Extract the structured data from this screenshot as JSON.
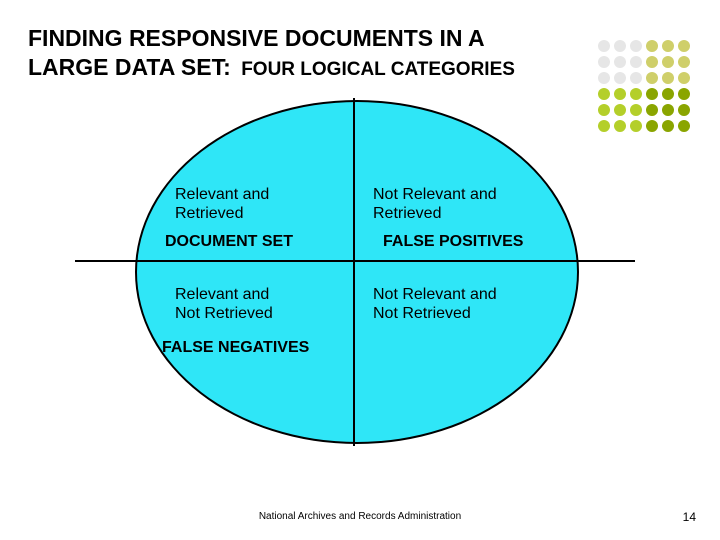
{
  "title": {
    "line1": "FINDING RESPONSIVE DOCUMENTS IN A",
    "line2_main": "LARGE DATA SET:",
    "line2_sub": "FOUR LOGICAL CATEGORIES"
  },
  "decor": {
    "dot_colors": [
      "#e6e6e6",
      "#e6e6e6",
      "#e6e6e6",
      "#cfcf6a",
      "#cfcf6a",
      "#cfcf6a",
      "#e6e6e6",
      "#e6e6e6",
      "#e6e6e6",
      "#cfcf6a",
      "#cfcf6a",
      "#cfcf6a",
      "#e6e6e6",
      "#e6e6e6",
      "#e6e6e6",
      "#cfcf6a",
      "#cfcf6a",
      "#cfcf6a",
      "#b4cf2a",
      "#b4cf2a",
      "#b4cf2a",
      "#8aa500",
      "#8aa500",
      "#8aa500",
      "#b4cf2a",
      "#b4cf2a",
      "#b4cf2a",
      "#8aa500",
      "#8aa500",
      "#8aa500",
      "#b4cf2a",
      "#b4cf2a",
      "#b4cf2a",
      "#8aa500",
      "#8aa500",
      "#8aa500"
    ]
  },
  "quadrants": {
    "tl": {
      "heading_l1": "Relevant and",
      "heading_l2": "Retrieved",
      "sub": "DOCUMENT SET"
    },
    "tr": {
      "heading_l1": "Not Relevant and",
      "heading_l2": "Retrieved",
      "sub": "FALSE POSITIVES"
    },
    "bl": {
      "heading_l1": "Relevant and",
      "heading_l2": "Not Retrieved",
      "sub": "FALSE NEGATIVES"
    },
    "br": {
      "heading_l1": "Not Relevant and",
      "heading_l2": "Not Retrieved"
    }
  },
  "ellipse": {
    "fill": "#2fe6f7"
  },
  "footer": {
    "org": "National Archives and Records Administration",
    "page": "14"
  }
}
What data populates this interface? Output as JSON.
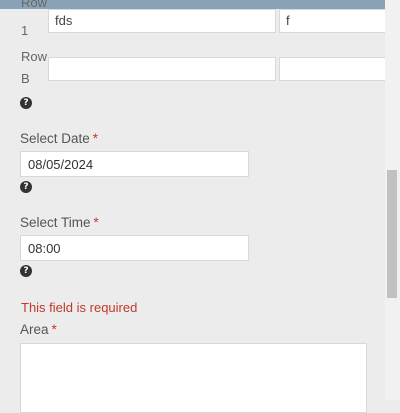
{
  "grid": {
    "rows": [
      {
        "label_line1": "Row",
        "label_line2": "1",
        "cells": [
          "fds",
          "f"
        ]
      },
      {
        "label_line1": "Row",
        "label_line2": "B",
        "cells": [
          "",
          ""
        ]
      }
    ]
  },
  "help_icon_glyph": "?",
  "date_field": {
    "label": "Select Date",
    "required_mark": "*",
    "value": "08/05/2024"
  },
  "time_field": {
    "label": "Select Time",
    "required_mark": "*",
    "value": "08:00"
  },
  "area_field": {
    "error": "This field is required",
    "label": "Area",
    "required_mark": "*",
    "value": ""
  },
  "colors": {
    "accent": "#8aa2b7",
    "error": "#c0392b",
    "background": "#ececec"
  }
}
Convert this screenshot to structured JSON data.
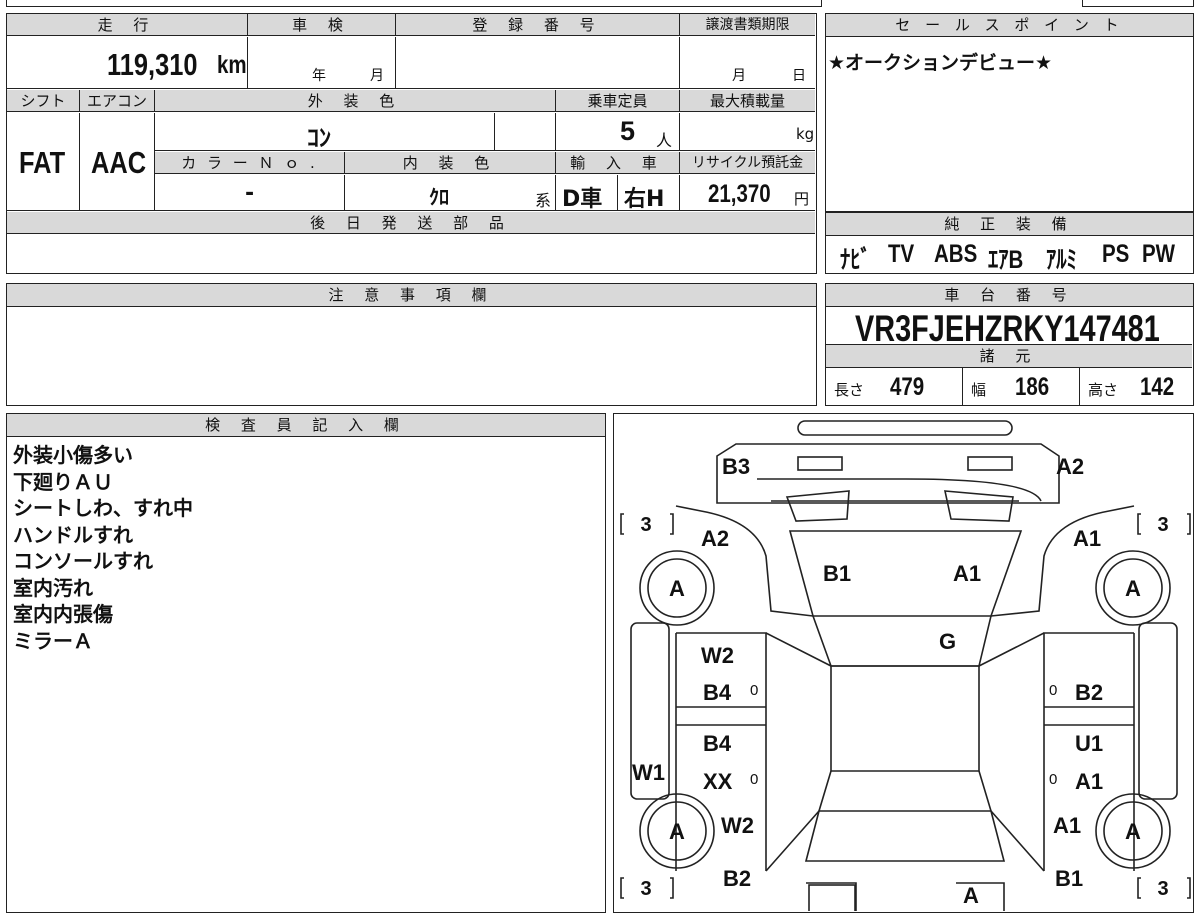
{
  "top": {
    "mileage_label": "走 行",
    "mileage": "119,310",
    "mileage_unit": "km",
    "inspection_label": "車 検",
    "inspection_year": "年",
    "inspection_month": "月",
    "reg_label": "登 録 番 号",
    "reg_value": "",
    "transfer_label": "譲渡書類期限",
    "transfer_month": "月",
    "transfer_day": "日",
    "shift_label": "シフト",
    "shift": "FAT",
    "ac_label": "エアコン",
    "ac": "AAC",
    "ext_color_label": "外 装 色",
    "ext_color": "ｺﾝ",
    "capacity_label": "乗車定員",
    "capacity": "5",
    "capacity_unit": "人",
    "maxload_label": "最大積載量",
    "maxload_unit": "kg",
    "colorno_label": "カ ラ ー Ｎ ｏ .",
    "colorno": "-",
    "int_color_label": "内 装 色",
    "int_color": "ｸﾛ",
    "int_suffix": "系",
    "import_label": "輸 入 車",
    "import_value": "D車",
    "handle": "右H",
    "recycle_label": "リサイクル預託金",
    "recycle": "21,370",
    "recycle_unit": "円",
    "later_label": "後 日 発 送 部 品"
  },
  "sales": {
    "label": "セ ー ル ス ポ イ ン ト",
    "text": "★オークションデビュー★"
  },
  "genuine": {
    "label": "純 正 装 備",
    "items": [
      "ﾅﾋﾞ",
      "TV",
      "ABS",
      "ｴｱB",
      "ｱﾙﾐ",
      "PS",
      "PW"
    ]
  },
  "notes": {
    "label": "注 意 事 項 欄"
  },
  "chassis": {
    "label": "車 台 番 号",
    "number": "VR3FJEHZRKY147481",
    "spec_label": "諸 元",
    "length_label": "長さ",
    "length": "479",
    "width_label": "幅",
    "width": "186",
    "height_label": "高さ",
    "height": "142"
  },
  "inspector": {
    "label": "検 査 員 記 入 欄",
    "lines": [
      "外装小傷多い",
      "下廻りＡＵ",
      "シートしわ、すれ中",
      "ハンドルすれ",
      "コンソールすれ",
      "室内汚れ",
      "室内内張傷",
      "ミラーＡ"
    ]
  },
  "diagram": {
    "b3": "B3",
    "a2_top": "A2",
    "a2_left": "A2",
    "a1_right": "A1",
    "b1_hood": "B1",
    "a1_hood": "A1",
    "g": "G",
    "w2_front_left": "W2",
    "b4_front_left": "B4",
    "b2_front_right": "B2",
    "b4_rear_left": "B4",
    "xx_rear_left": "XX",
    "u1_rear_right": "U1",
    "a1_rear_right": "A1",
    "w1": "W1",
    "w2_bottom_left": "W2",
    "a1_bottom_right": "A1",
    "b2_bottom_left": "B2",
    "b1_bottom_right": "B1",
    "a_bottom": "A",
    "tire": "A",
    "tread": "3",
    "zero": "0"
  }
}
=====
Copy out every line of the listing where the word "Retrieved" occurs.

_Solution to the exercise:_
      "heading_l2": "Retrieved",
      "heading_l2": "Retrieved",
      "heading_l2": "Not Retrieved",
      "heading_l2": "Not Retrieved"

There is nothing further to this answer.